** Opening Source data block **
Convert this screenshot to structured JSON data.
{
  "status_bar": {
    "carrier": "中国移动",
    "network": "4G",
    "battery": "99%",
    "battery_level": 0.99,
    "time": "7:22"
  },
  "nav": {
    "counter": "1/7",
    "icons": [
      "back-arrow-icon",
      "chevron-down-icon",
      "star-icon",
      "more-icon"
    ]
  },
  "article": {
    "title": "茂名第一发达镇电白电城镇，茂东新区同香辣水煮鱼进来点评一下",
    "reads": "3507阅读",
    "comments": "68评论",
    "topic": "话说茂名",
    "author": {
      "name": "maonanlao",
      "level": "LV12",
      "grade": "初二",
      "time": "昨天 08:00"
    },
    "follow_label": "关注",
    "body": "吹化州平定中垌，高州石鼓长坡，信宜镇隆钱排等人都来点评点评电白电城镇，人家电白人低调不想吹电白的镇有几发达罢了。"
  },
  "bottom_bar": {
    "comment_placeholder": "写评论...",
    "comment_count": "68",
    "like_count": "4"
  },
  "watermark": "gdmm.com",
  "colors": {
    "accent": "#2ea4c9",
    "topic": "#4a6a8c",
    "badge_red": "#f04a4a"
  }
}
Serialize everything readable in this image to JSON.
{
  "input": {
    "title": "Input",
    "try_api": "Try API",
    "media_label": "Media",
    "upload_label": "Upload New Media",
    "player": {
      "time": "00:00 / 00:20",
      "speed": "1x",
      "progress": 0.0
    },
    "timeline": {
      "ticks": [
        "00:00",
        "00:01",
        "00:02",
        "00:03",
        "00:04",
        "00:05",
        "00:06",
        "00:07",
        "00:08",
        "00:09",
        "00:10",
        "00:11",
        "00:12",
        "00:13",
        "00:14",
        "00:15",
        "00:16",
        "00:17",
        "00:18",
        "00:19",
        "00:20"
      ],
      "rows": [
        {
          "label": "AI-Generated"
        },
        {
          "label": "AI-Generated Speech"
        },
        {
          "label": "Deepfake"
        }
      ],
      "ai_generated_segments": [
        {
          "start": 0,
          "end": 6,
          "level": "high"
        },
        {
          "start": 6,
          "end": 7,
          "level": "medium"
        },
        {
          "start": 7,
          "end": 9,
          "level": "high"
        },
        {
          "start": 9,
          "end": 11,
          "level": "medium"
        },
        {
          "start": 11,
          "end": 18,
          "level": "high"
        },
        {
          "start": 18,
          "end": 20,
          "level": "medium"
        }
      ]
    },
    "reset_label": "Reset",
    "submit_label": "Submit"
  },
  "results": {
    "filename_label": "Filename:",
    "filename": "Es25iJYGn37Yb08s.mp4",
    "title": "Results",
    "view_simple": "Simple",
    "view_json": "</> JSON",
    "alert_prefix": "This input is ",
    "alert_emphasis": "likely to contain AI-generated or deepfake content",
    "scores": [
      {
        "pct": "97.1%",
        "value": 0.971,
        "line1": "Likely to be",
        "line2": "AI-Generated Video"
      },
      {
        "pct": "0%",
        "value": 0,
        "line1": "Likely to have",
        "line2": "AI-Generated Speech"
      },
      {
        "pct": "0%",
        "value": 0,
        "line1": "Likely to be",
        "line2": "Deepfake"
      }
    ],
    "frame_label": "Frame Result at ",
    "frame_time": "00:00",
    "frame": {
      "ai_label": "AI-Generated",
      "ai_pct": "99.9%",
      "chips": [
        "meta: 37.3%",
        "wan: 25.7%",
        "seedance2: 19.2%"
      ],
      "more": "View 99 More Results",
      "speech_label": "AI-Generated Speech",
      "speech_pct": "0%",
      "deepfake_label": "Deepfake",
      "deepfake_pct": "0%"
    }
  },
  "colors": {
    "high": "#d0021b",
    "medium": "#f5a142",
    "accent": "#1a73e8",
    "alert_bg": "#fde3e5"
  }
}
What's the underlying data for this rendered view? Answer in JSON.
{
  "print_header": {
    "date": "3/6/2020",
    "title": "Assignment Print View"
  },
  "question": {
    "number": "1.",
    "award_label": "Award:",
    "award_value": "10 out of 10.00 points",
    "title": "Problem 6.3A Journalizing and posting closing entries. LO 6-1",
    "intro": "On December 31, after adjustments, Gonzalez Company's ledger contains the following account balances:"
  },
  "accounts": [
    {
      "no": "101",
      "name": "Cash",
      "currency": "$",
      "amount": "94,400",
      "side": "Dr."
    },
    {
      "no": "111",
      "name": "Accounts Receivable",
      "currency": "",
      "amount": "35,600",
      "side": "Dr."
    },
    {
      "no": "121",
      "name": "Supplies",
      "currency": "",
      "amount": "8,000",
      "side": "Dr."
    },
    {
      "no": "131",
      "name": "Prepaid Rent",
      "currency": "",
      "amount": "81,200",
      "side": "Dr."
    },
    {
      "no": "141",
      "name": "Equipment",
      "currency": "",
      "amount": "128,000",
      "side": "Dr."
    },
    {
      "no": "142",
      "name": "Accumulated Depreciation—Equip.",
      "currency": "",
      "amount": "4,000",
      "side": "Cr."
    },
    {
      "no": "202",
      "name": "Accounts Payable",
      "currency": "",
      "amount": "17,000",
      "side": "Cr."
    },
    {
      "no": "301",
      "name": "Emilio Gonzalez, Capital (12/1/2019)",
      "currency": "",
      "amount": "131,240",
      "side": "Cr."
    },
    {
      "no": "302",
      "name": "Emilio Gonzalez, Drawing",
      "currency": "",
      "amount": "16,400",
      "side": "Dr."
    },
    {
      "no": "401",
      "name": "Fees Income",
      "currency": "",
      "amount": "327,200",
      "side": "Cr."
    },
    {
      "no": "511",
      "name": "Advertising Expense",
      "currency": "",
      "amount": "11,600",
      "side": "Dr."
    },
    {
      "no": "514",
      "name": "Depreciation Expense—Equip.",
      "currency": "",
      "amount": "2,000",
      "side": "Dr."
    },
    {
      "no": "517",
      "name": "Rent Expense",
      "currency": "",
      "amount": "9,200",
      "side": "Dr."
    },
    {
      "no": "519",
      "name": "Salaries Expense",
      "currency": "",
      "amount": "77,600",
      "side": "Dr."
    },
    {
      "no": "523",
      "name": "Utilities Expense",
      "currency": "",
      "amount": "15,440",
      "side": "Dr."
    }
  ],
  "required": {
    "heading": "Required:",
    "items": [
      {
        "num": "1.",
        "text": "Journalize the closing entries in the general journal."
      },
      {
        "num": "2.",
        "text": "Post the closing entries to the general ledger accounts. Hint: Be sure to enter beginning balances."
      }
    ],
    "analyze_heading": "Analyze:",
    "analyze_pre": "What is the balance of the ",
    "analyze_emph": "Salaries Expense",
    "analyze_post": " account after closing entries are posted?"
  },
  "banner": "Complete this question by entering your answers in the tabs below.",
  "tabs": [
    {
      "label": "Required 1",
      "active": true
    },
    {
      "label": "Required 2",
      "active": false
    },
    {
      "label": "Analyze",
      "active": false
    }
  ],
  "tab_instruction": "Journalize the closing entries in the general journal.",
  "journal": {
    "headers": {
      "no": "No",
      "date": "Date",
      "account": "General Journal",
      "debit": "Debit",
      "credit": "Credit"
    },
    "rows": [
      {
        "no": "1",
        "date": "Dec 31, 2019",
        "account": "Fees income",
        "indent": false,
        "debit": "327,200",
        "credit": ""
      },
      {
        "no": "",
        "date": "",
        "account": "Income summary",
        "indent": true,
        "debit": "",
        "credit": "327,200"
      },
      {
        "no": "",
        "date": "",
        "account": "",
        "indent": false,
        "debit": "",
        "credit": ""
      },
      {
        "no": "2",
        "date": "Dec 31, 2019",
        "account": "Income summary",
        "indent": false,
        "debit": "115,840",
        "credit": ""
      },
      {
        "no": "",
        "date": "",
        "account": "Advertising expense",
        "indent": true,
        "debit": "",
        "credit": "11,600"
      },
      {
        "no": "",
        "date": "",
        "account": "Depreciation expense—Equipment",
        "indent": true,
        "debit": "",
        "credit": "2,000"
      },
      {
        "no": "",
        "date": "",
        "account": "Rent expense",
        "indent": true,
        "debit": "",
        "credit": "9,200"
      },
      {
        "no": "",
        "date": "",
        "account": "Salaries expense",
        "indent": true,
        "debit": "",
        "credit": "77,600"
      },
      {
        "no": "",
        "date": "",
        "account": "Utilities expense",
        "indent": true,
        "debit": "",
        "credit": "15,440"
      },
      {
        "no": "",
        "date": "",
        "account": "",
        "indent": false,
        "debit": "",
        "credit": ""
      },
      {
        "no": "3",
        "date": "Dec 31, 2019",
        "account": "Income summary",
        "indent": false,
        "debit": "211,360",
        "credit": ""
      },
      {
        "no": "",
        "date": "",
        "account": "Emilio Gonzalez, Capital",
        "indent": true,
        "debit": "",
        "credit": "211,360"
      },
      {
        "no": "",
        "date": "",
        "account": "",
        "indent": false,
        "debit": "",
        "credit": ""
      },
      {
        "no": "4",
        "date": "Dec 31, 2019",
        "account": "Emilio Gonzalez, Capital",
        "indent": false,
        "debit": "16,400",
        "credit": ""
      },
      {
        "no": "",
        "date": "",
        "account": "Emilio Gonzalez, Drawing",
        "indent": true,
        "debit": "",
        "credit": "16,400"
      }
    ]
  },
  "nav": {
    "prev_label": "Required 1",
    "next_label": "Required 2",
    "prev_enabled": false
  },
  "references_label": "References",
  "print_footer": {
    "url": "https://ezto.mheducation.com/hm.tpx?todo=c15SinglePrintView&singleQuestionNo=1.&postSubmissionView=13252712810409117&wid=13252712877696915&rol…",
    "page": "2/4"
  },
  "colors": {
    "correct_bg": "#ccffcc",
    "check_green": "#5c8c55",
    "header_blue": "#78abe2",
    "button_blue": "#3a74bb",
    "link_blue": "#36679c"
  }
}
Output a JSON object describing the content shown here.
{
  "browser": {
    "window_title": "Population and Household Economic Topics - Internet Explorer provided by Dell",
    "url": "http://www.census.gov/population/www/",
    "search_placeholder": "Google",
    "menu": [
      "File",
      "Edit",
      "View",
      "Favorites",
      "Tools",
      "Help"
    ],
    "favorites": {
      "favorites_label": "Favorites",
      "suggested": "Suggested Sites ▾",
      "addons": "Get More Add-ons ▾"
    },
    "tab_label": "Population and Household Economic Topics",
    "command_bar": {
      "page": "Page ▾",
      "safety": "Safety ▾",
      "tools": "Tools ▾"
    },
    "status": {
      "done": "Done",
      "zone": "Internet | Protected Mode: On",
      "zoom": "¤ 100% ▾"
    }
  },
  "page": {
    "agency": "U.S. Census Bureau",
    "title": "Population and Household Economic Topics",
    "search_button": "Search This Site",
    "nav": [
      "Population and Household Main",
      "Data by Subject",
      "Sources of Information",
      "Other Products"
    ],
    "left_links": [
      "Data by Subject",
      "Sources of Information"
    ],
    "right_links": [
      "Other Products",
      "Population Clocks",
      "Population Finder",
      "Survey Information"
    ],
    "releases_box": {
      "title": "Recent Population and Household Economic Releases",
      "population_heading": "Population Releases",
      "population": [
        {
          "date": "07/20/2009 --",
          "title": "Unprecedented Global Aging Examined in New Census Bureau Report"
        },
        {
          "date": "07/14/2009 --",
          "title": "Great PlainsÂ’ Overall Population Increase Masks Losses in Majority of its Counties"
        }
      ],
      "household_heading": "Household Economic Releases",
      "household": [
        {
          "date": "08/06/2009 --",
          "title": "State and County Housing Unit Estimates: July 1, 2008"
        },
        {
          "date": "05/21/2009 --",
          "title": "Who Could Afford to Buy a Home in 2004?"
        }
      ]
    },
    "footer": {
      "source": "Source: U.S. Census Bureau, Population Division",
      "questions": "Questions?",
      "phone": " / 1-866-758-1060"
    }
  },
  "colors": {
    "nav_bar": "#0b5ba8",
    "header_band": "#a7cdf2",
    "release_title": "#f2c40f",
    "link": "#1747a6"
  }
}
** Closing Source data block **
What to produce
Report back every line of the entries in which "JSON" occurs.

Expected output
Convert this screenshot to structured JSON data.
Serialize everything readable in this image to JSON.
    "view_json": "</> JSON",
What's the underlying data for this rendered view? Answer in JSON.
Output a JSON object describing the content shown here.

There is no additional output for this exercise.